As civil liberties groups are pressuring corporations in Georgia to oppose Republican efforts to make it harder to vote in the Peach State, the Georgia Chamber of Commerce added a statement expressing “concern and opposition” to the proposed legislation.
Coca-Cola and Home Depot are now saying their companies are aligned with the Chamber’s statement.
Other corporations in Georgia activists are lobbying include Aflac, Delta Air Lines, and UPS.

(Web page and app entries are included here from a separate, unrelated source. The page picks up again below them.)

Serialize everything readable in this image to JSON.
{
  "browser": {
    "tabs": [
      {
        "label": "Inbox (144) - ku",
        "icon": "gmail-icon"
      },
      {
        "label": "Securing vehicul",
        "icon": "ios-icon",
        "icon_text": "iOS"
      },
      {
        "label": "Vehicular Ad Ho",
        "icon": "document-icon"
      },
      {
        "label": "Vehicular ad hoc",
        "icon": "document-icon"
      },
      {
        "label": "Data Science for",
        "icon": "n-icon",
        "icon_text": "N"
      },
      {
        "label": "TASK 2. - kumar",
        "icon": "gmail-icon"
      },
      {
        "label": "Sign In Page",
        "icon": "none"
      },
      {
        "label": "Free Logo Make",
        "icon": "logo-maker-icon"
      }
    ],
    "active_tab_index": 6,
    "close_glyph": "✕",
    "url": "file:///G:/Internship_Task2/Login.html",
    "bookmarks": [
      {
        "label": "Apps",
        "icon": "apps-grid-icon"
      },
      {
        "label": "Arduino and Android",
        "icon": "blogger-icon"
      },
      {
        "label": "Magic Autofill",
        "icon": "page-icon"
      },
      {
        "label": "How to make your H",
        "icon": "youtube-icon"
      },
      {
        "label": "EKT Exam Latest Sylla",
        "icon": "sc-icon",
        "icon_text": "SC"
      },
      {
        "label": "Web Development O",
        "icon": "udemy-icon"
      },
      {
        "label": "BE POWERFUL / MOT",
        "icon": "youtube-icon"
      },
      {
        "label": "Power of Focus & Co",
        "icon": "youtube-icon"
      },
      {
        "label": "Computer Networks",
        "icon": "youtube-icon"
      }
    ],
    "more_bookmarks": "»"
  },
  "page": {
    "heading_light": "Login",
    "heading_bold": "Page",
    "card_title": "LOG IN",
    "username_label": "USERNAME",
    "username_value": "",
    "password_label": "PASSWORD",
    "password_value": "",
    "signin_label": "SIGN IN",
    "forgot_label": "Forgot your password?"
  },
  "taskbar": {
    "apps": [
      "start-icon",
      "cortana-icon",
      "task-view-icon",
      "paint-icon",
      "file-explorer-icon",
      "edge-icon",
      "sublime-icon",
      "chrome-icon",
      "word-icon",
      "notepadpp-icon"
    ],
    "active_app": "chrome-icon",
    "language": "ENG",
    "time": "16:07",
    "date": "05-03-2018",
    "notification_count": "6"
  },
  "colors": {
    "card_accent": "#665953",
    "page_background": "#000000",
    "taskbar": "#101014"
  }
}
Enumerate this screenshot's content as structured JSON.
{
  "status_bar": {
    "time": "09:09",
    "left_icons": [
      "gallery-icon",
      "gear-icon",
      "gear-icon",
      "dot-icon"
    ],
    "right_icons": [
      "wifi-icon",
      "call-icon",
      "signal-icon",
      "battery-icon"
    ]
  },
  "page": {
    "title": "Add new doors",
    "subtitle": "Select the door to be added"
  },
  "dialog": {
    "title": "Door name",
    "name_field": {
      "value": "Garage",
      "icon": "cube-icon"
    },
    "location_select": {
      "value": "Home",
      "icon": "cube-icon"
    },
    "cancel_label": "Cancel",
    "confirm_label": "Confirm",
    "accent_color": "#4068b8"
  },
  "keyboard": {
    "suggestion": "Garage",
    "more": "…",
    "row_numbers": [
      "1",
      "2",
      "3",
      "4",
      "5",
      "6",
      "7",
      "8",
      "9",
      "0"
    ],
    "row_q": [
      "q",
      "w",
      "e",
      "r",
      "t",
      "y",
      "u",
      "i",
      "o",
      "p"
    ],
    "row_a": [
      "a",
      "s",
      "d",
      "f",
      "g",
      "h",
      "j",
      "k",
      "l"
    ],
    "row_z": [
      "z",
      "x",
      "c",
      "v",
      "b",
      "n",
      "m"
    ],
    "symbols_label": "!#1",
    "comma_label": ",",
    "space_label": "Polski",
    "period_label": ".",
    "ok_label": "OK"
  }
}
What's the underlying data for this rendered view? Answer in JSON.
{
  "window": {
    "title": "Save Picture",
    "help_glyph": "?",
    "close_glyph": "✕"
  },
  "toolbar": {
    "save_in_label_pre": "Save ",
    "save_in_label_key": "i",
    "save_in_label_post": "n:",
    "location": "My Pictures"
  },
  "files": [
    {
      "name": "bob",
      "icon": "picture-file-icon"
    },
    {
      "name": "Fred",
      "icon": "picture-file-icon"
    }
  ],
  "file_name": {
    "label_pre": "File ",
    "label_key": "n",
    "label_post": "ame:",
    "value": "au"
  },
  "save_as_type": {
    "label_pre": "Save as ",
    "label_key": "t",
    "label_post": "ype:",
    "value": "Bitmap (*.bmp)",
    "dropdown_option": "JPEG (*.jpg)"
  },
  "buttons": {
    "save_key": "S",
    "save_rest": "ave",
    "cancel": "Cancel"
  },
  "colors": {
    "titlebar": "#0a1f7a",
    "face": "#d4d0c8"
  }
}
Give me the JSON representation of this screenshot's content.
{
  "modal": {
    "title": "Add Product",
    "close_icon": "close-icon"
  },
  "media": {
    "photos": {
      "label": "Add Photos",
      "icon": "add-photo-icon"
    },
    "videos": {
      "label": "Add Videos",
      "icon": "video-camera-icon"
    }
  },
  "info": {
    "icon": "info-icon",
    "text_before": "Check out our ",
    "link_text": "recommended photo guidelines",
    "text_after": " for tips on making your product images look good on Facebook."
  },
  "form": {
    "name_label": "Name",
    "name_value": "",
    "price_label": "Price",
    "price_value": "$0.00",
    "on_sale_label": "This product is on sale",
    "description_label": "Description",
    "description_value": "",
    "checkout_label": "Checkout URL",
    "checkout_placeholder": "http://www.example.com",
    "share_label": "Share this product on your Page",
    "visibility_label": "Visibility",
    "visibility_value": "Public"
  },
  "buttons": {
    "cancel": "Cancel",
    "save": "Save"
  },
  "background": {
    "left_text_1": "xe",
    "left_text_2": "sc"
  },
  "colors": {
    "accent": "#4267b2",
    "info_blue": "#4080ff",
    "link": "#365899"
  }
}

The Georgia bills, HB 531 and SB 241, would end no-excuse absentee voting, limit early voting hours, restrict drop-boxes for mail ballots, and curtail early voting on Sundays. Georgia Gov. Brian Kemp, a Republican, has not said whether he would sign the bills into law in their current form. But his spokeswoman Mallory Blount told CNN via email last week that Kemp “has been clear about his support for strengthened voter ID provisions on absentee voting.”
- Coca-Cola said voting is “a foundational right” in the US and that the company will “continue to work to advance voting rights and access…The ultimate goal should be fair, secure elections where access to voting is broad-based and inclusive.”
- Home Depot said the company had an internal campaign promoting voter registration and helped its employees volunteer at polling stations across the country.
- Delta said, “Ensuring an election system that promotes broad voter participation, equal access to the polls, and fair, secure elections processes are critical to voter confidence and creates an environment that ensures everyone’s vote is counted.” Delta also did not contribute to any campaigns in the 2020 elections due to the pandemic.
- Aflac said it has paused all political donations in the wake of the January 6 Capitol insurrection and that the company has “a long history of supporting fairness and justice.”